---- Data records

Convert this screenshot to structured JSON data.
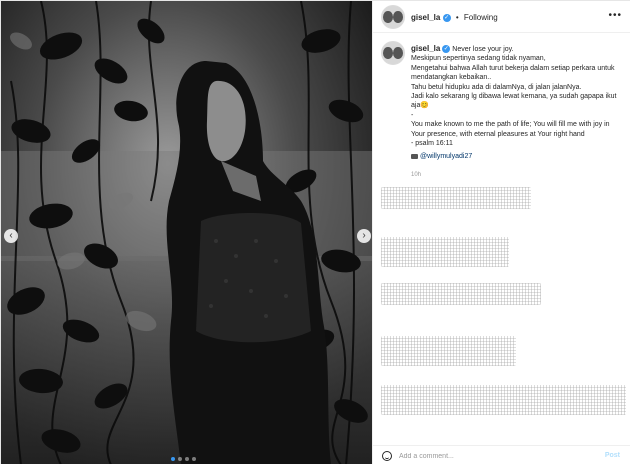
{
  "post": {
    "username": "gisel_la",
    "verified_icon": "verified-badge-icon",
    "separator": "•",
    "follow_status": "Following",
    "more_icon": "•••",
    "caption": {
      "line1": "Never lose your joy.",
      "line2": "Meskipun sepertinya sedang tidak nyaman,",
      "line3": "Mengetahui bahwa Allah turut bekerja dalam setiap perkara untuk",
      "line4": "mendatangkan kebaikan..",
      "line5": "Tahu betul hidupku ada di dalamNya, di jalan jalanNya.",
      "line6": "Jadi kalo sekarang lg dibawa lewat kemana, ya sudah gapapa ikut",
      "line7": "aja😊",
      "line8": "-",
      "line9": "You make known to me the path of life; You will fill me with joy in",
      "line10": "Your presence, with eternal pleasures at Your right hand",
      "line11": "- psalm 16:11",
      "credit_icon": "camera-emoji-icon",
      "credit": "@willymulyadi27"
    },
    "time_ago": "10h"
  },
  "carousel": {
    "prev_icon": "‹",
    "next_icon": "›",
    "slide_count": 4,
    "active_slide": 1
  },
  "comment_box": {
    "placeholder": "Add a comment...",
    "post_label": "Post",
    "emoji_icon": "smile-icon"
  },
  "colors": {
    "accent": "#3897f0",
    "post_disabled": "#b2dffc",
    "border": "#efefef"
  }
}
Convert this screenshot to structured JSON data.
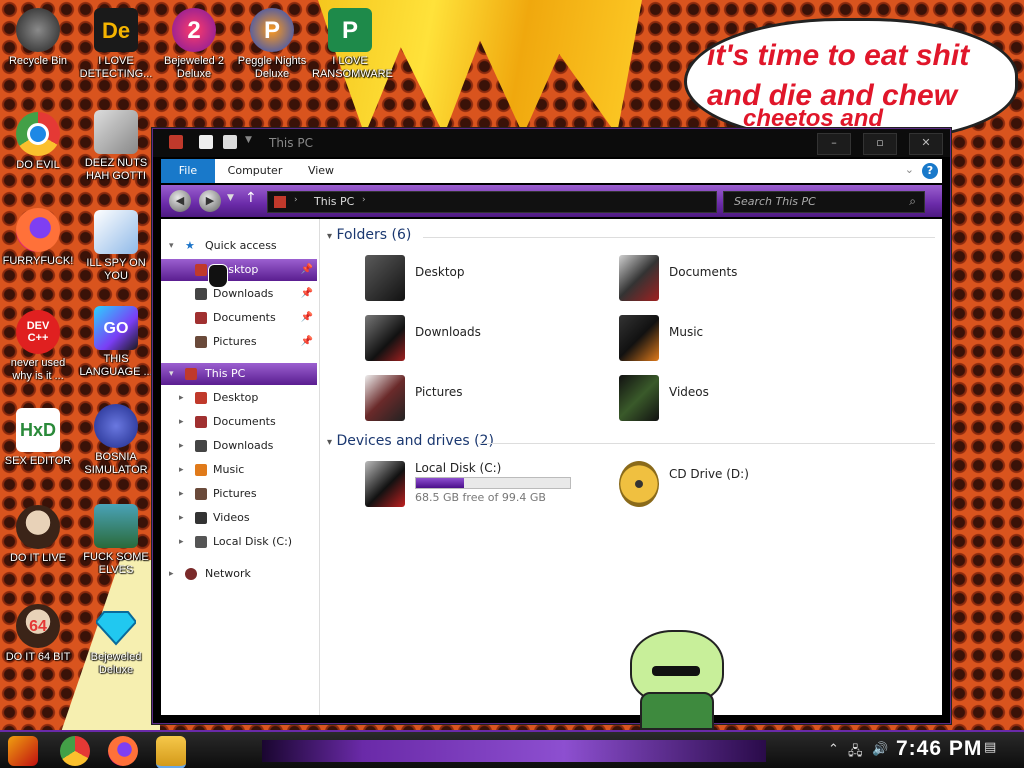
{
  "desktop": {
    "bubble_lines": [
      "it's time to eat shit",
      "and die and chew",
      "cheetos and"
    ],
    "icons": [
      {
        "label": "Recycle Bin"
      },
      {
        "label": "I LOVE DETECTING..."
      },
      {
        "label": "Bejeweled 2 Deluxe"
      },
      {
        "label": "Peggle Nights Deluxe"
      },
      {
        "label": "I LOVE RANSOMWARE"
      },
      {
        "label": "DO EVIL"
      },
      {
        "label": "DEEZ NUTS HAH GOTTI"
      },
      {
        "label": "FURRYFUCK!"
      },
      {
        "label": "ILL SPY ON YOU"
      },
      {
        "label": "never used why is it ..."
      },
      {
        "label": "THIS LANGUAGE ..."
      },
      {
        "label": "SEX EDITOR"
      },
      {
        "label": "BOSNIA SIMULATOR"
      },
      {
        "label": "DO IT LIVE"
      },
      {
        "label": "FUCK SOME ELVES"
      },
      {
        "label": "DO IT 64 BIT"
      },
      {
        "label": "Bejeweled Deluxe"
      }
    ],
    "icon_text": {
      "dev": "DEV\nC++",
      "go": "GO",
      "de": "De",
      "hxd": "HxD",
      "sixtyfour": "64"
    }
  },
  "window": {
    "title": "This PC",
    "buttons": {
      "minimize": "–",
      "maximize": "▫",
      "close": "✕"
    },
    "ribbon_tabs": [
      "File",
      "Computer",
      "View"
    ],
    "address": {
      "location": "This PC"
    },
    "search_placeholder": "Search This PC",
    "nav": {
      "quick_access": "Quick access",
      "quick_items": [
        "Desktop",
        "Downloads",
        "Documents",
        "Pictures"
      ],
      "this_pc": "This PC",
      "pc_items": [
        "Desktop",
        "Documents",
        "Downloads",
        "Music",
        "Pictures",
        "Videos",
        "Local Disk (C:)"
      ],
      "network": "Network"
    },
    "folders_header": "Folders (6)",
    "folders": [
      "Desktop",
      "Documents",
      "Downloads",
      "Music",
      "Pictures",
      "Videos"
    ],
    "devices_header": "Devices and drives (2)",
    "drives": [
      {
        "name": "Local Disk (C:)",
        "free_text": "68.5 GB free of 99.4 GB",
        "used_fraction": 0.311
      },
      {
        "name": "CD Drive (D:)"
      }
    ]
  },
  "taskbar": {
    "clock": "7:46 PM"
  },
  "colors": {
    "accent": "#6a2aa8",
    "file_tab": "#1979ca",
    "wallpaper": "#d9541e"
  }
}
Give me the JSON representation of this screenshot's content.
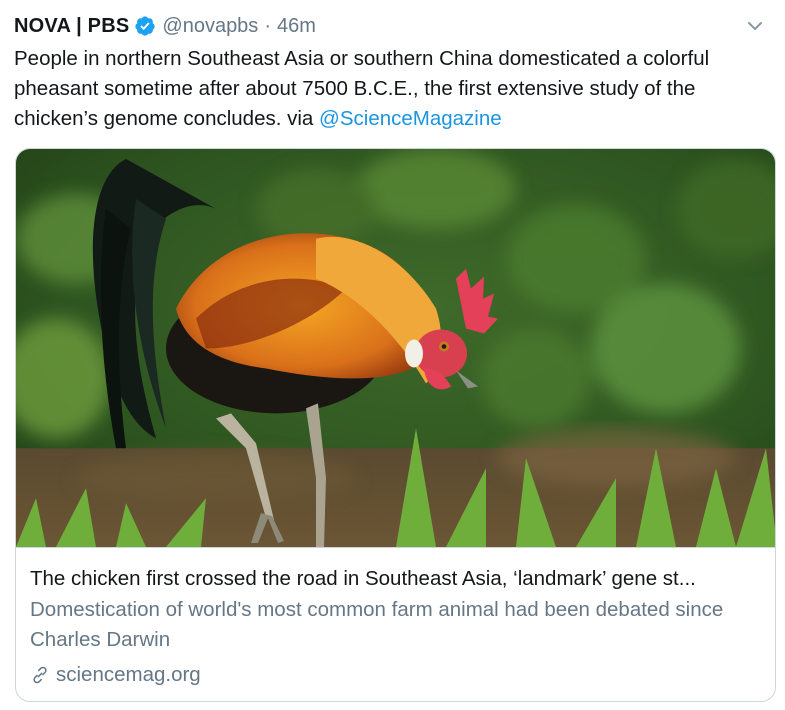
{
  "tweet": {
    "display_name": "NOVA | PBS",
    "verified_icon": "verified-badge-icon",
    "handle": "@novapbs",
    "separator": "·",
    "timestamp": "46m",
    "menu_icon": "chevron-down-icon",
    "text_before_mention": "People in northern Southeast Asia or southern China domesticated a colorful pheasant sometime after about 7500 B.C.E., the first extensive study of the chicken’s genome concludes. via ",
    "mention": "@ScienceMagazine"
  },
  "card": {
    "image_subject": "rooster-photo",
    "title": "The chicken first crossed the road in Southeast Asia, ‘landmark’ gene st...",
    "description": "Domestication of world's most common farm animal had been debated since Charles Darwin",
    "domain_icon": "link-icon",
    "domain": "sciencemag.org"
  },
  "colors": {
    "accent": "#1b95e0",
    "text": "#14171a",
    "secondary": "#657786",
    "border": "#ccd6dd"
  }
}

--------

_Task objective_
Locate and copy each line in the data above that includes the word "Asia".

_Solution to the problem_
    "text_before_mention": "People in northern Southeast Asia or southern China domesticated a colorful pheasant sometime after about 7500 B.C.E., the first extensive study of the chicken’s genome concludes. via ",
    "title": "The chicken first crossed the road in Southeast Asia, ‘landmark’ gene st...",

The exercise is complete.